Samsung Galaxy Tab: Human Outside, Android Inside

Illustration for article titled Samsung Galaxy Tab: Human Outside, Android Inside

If you're not a nerd, you shouldn't buy an Android tablet. Not yet. This one is just like those, except it's first the one to at least feel like a tablet for real people.


Thinner and lighter than an iPad 2, by a gram and a millimeter (or two). This is a Big Deal. It's what makes the Galaxy Tab feel a generation ahead of any other Android tablet, even though it's got basically the same guts and software and battery life, for the same reason that the iPad 2 felt like a genuinely new device, not a minor upgrade. It sets the bar for what every other Android tablet should feel like. The 1280x800 screen is pretty good—crispy and poppy and saturated, though you need to crank the brightness for the full effect.

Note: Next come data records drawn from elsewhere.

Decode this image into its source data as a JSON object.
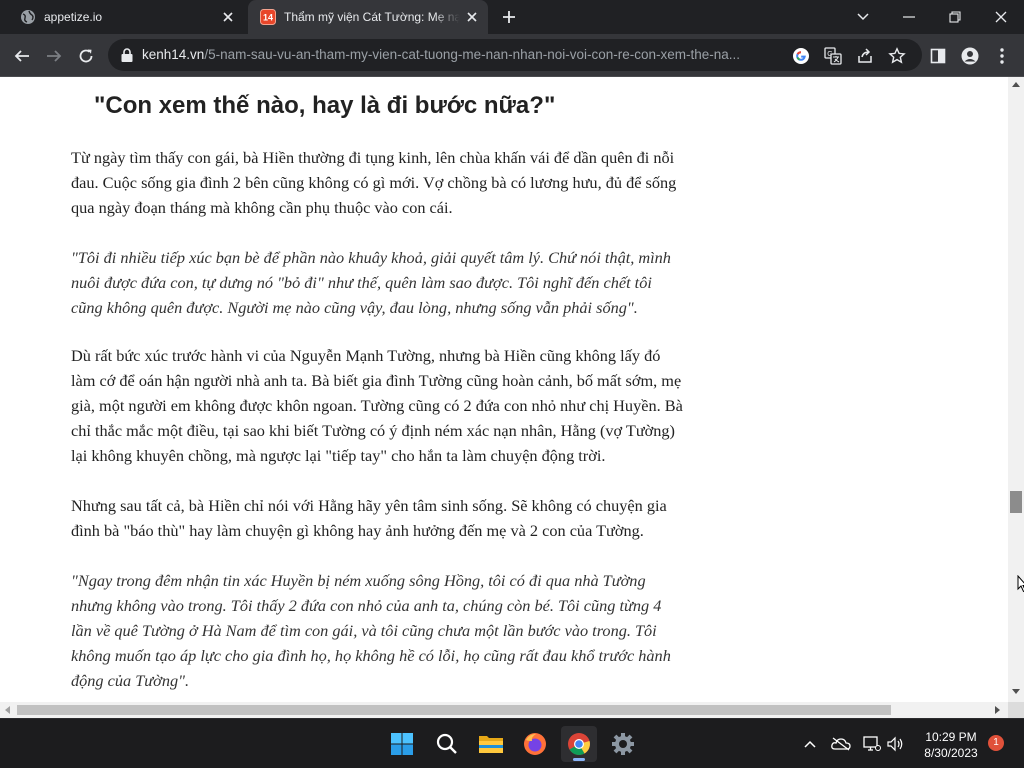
{
  "browser": {
    "tabs": [
      {
        "title": "appetize.io",
        "favicon": "globe-icon",
        "active": false
      },
      {
        "title": "Thẩm mỹ viện Cát Tường: Mẹ nạn nhân nói với con rể",
        "favicon": "kenh14-favicon",
        "favicon_text": "14",
        "active": true
      }
    ],
    "url_host": "kenh14.vn",
    "url_path": "/5-nam-sau-vu-an-tham-my-vien-cat-tuong-me-nan-nhan-noi-voi-con-re-con-xem-the-na...",
    "colors": {
      "frame": "#202124",
      "toolbar": "#35363a",
      "accent": "#8ab4f8"
    }
  },
  "article": {
    "heading": "\"Con xem thế nào, hay là đi bước nữa?\"",
    "paragraphs": [
      {
        "style": "normal",
        "lines": [
          "Từ ngày tìm thấy con gái, bà Hiền thường đi tụng kinh, lên chùa khấn vái để dần quên đi nỗi",
          "đau. Cuộc sống gia đình 2 bên cũng không có gì mới. Vợ chồng bà có lương hưu, đủ để sống",
          "qua ngày đoạn tháng mà không cần phụ thuộc vào con cái."
        ]
      },
      {
        "style": "quote",
        "lines": [
          "\"Tôi đi nhiều tiếp xúc bạn bè để phần nào khuây khoả, giải quyết tâm lý. Chứ nói thật, mình",
          "nuôi được đứa con, tự dưng nó \"bỏ đi\" như thế, quên làm sao được. Tôi nghĩ đến chết tôi",
          "cũng không quên được. Người mẹ nào cũng vậy, đau lòng, nhưng sống vẫn phải sống\"."
        ]
      },
      {
        "style": "normal",
        "lines": [
          "Dù rất bức xúc trước hành vi của Nguyễn Mạnh Tường, nhưng bà Hiền cũng không lấy đó",
          "làm cớ để oán hận người nhà anh ta. Bà biết gia đình Tường cũng hoàn cảnh, bố mất sớm, mẹ",
          "già, một người em không được khôn ngoan. Tường cũng có 2 đứa con nhỏ như chị Huyền. Bà",
          "chỉ thắc mắc một điều, tại sao khi biết Tường có ý định ném xác nạn nhân, Hằng (vợ Tường)",
          "lại không khuyên chồng, mà ngược lại \"tiếp tay\" cho hắn ta làm chuyện động trời."
        ]
      },
      {
        "style": "normal",
        "lines": [
          "Nhưng sau tất cả, bà Hiền chỉ nói với Hằng hãy yên tâm sinh sống. Sẽ không có chuyện gia",
          "đình bà \"báo thù\" hay làm chuyện gì không hay ảnh hưởng đến mẹ và 2 con của Tường."
        ]
      },
      {
        "style": "quote",
        "lines": [
          "\"Ngay trong đêm nhận tin xác Huyền bị ném xuống sông Hồng, tôi có đi qua nhà Tường",
          "nhưng không vào trong. Tôi thấy 2 đứa con nhỏ của anh ta, chúng còn bé. Tôi cũng từng 4",
          "lần về quê Tường ở Hà Nam để tìm con gái, và tôi cũng chưa một lần bước vào trong. Tôi",
          "không muốn tạo áp lực cho gia đình họ, họ không hề có lỗi, họ cũng rất đau khổ trước hành",
          "động của Tường\"."
        ]
      }
    ]
  },
  "taskbar": {
    "apps": [
      "start-icon",
      "search-icon",
      "file-explorer-icon",
      "firefox-icon",
      "chrome-icon",
      "settings-icon"
    ],
    "time": "10:29 PM",
    "date": "8/30/2023",
    "notification_count": "1"
  }
}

Plastic. That's Samsung's shortcut to out-wisping the iPad 2. So it also feels cheaper, less well constructed. The 16:9 widescreen orientation makes it feel like you're making a tiny mistake every time you hold it in portrait, like to read a book on Kindle. It's too long and awkward; the center of gravity's off. The slow creep of bloatware, even on this mostly stock build of Android 3.0.1—I just wanted Pulse and Weatherbug to go away, but there's no easy way to get rid of them. (Pulse kept sending me notifications before the first time I even opened the app! I'm already afraid of the full TouchWiz experience coming to Tab people'll actually be able to buy, even if it is based on the improved Honeycomb 3.1.)

I want to cry every time I open the Android Market, hunting for new tablet apps like a poacher of endangered species.


Samsung Galaxy Tab
Screen: 10.1-inch, 1280x800
Processor and RAM: Dual-core 1GHz Tegra 2, 1GB RAM
Storage: 32GB
Camera: 3-megapixel, 720p video (rear); 2MP (front)
Battery: 7,000 mAh
Price: Not for sale (limited edition version)

Video by Woody Jang



Alberto Rodriguez

Android is fundamentally different from iOS. You don't need tablet specific apps. Many apps just need to add tablet support to their existing apps, and even for the apps that don't add it, it scales gracefully.

Why are you looking for tablet specific apps on a market that doesn't need it? Get your head out of the iOS world.